“For though we walk in the flesh, we do not war after the flesh: (For the weapons of our warfare are not carnal, but mighty through God to the pulling down of strong holds;) Casting down imaginations, and every high thing that exalteth itself against the knowledge of God, and bringing into captivity every thought to the obedience of Christ” (2 Cor. 10:3–5).
A man who is charged with pulling down strongholds must be a student, therefore, of two things. He must be a student of the gear he is using, and he must be a student of the tower he is charged with toppling. He must know the gospel, and the Scripture that houses it, and he must also know the state of the current imaginations, whether those imaginations are healthy or diseased. He needs to know where to attach the ropes.
Our Culture, What Remains of It
We are in the midst of a massive religious/political/cultural transformation. But we cannot assume that this is all downside. God shakes what can be shaken so that what cannot be shaken may remain (Heb. 12:27). This turmoil is rattling things that need to be rattled, and also rattling things that need to be understood, so that they might be defended in wisdom, and not maintained on cruise control.
In the meantime, speaking of traditions, there are no pacifist traditions left. All worthy traditions must be militant in order to survive this time of upheaval.
And in such a time, Christians must be conservative when it comes to everything that the Spirit has accomplished in the history of our civilization. And we must be progressive with regard to all the things He has yet to do.
The Sinful Symptoms:
It is difficult to make it through the evening news without encountering multiple examples of our contemporary follies—the blood guilt of abortion on demand, the insanity of transgenderism, the idea that more government can save us from the weather, the acceptance of socialist collectivism, the indulgence of snowflakes, the incompetence of modern educators, the epidemic of food guilt, the pandemic of father hunger, and more. The disease lies within, but the splotches on the skin are pretty ugly.
The Disease Within:
The root of every rebellion (in every culture) must always be identified as pride, and the lust for autonomy. But this central sin manifests itself in different ways in different times, using different methods, concepts, and techniques. These are the tools that are currently being used on us. Please be aware that there are areas of overlap between these.
- Secularism—the idea that a culture can be religiously neutral;
- Darwinism—the idea that we somehow arrived here by ourselves, and which makes secularism a scientifically respectable concept;
- Egalitarianism—the idea that blessings for others are tantamount to oppression for me;
- Value/Fact Distinction—the idea that “reality” is divisible;
- Relativism, subjectivism, the despotism of feelings—the idea that the world of facts is not the controlling reality.
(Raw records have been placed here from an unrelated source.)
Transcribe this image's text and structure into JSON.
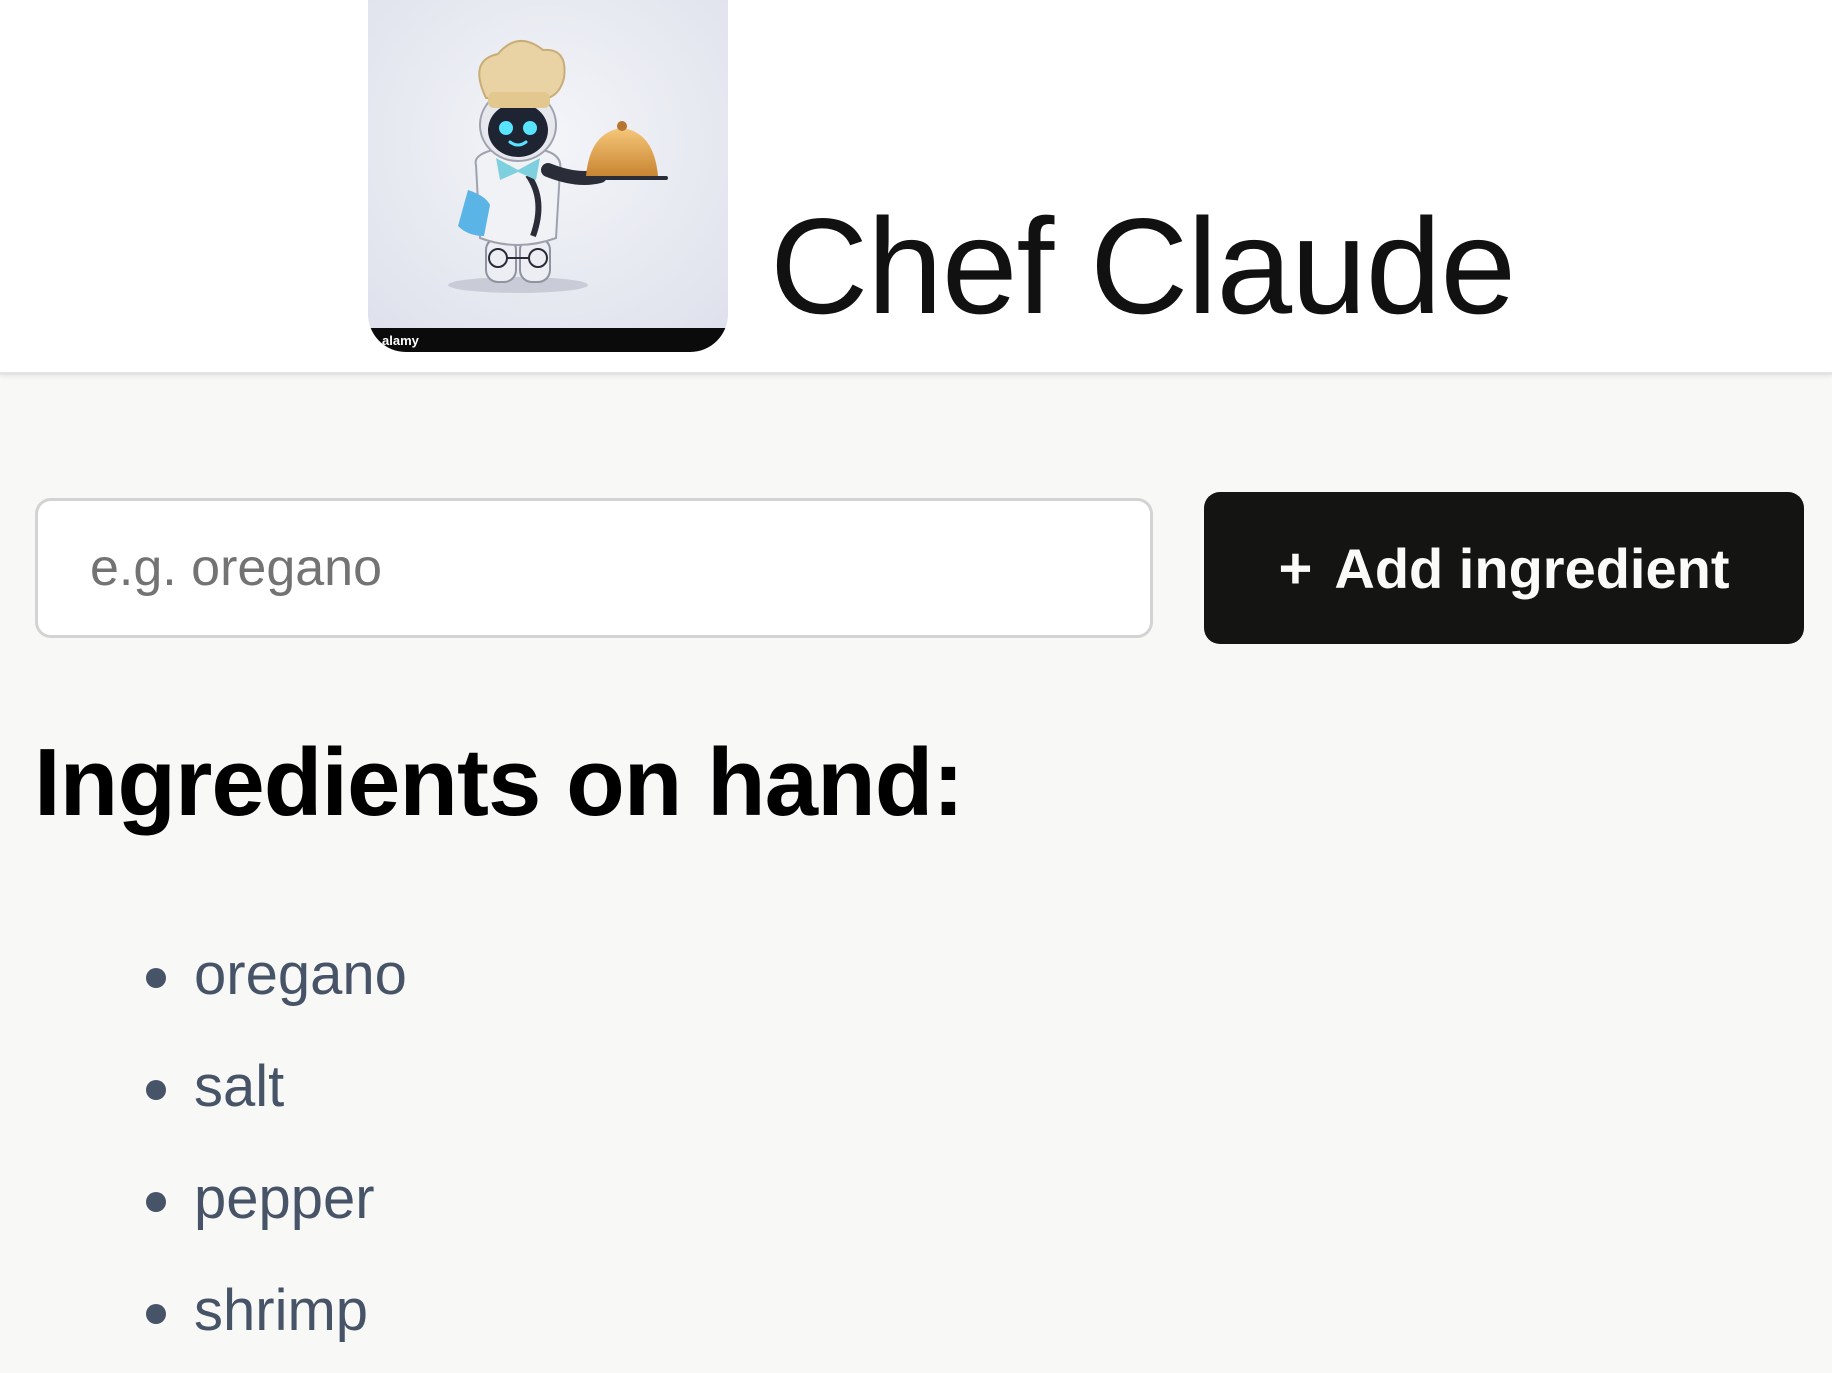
{
  "header": {
    "title": "Chef Claude",
    "logo_icon": "robot-chef-icon",
    "logo_watermark": "alamy"
  },
  "form": {
    "input_placeholder": "e.g. oregano",
    "input_value": "",
    "add_button_icon": "+",
    "add_button_label": "Add ingredient"
  },
  "ingredients": {
    "heading": "Ingredients on hand:",
    "items": [
      "oregano",
      "salt",
      "pepper",
      "shrimp"
    ]
  },
  "colors": {
    "page_background": "#f8f8f6",
    "header_background": "#ffffff",
    "button_background": "#141413",
    "button_text": "#fafaf8",
    "list_text": "#475467"
  }
}
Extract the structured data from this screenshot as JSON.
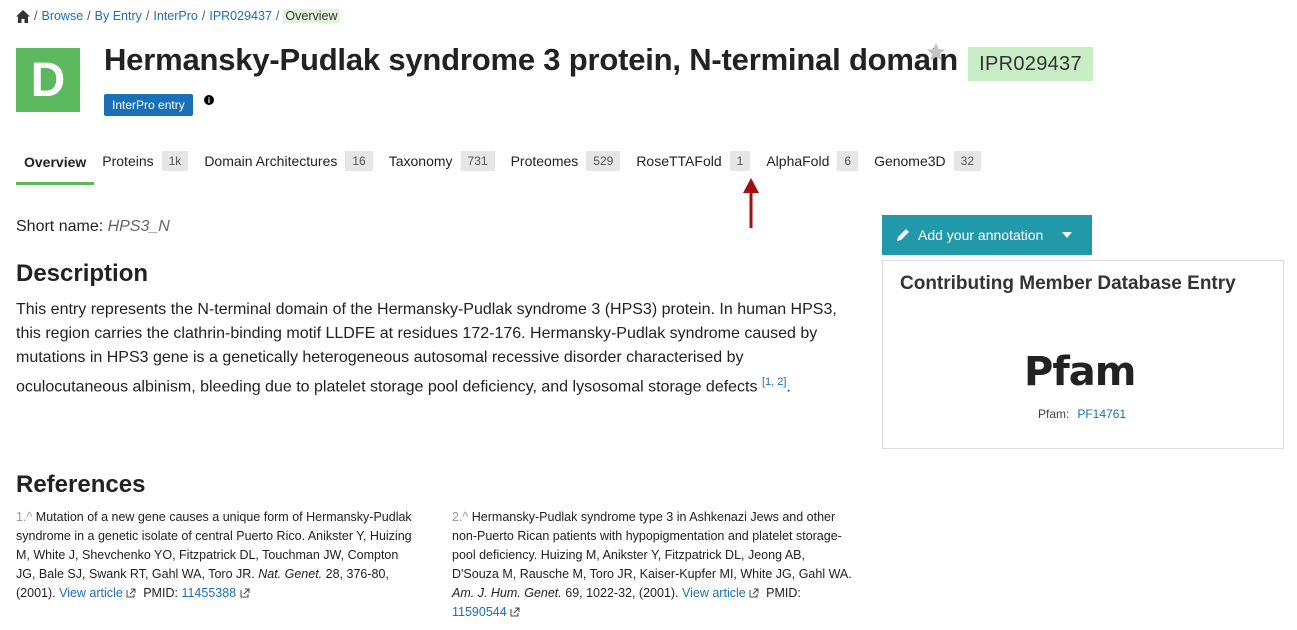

Reality, in other words, is optional;
- Admiration of the Cool Kids—the idea that what matters is copping a pose.
Some might worry that I am adding “intellectual” requirements to the simple gospel of Christ. Don’t worry—it is actually the reverse. You generally need a couple years of grad school before you can really buy into any of these mistakes.
So keep in mind that when we answer these challenges in the way we must—in the name of Jesus Christ—we are not supplying Christ as the solution to the problems as posed by these idolatries. He does not give us answers to their questions. He gives us His answers to His questions. Christ is the one who frees us from these idolatries by toppling all six of them, burning them at the Kidron Brook, crushing them to powder, and scattering the dust on the graves of the people (2 Kings 23:6-7).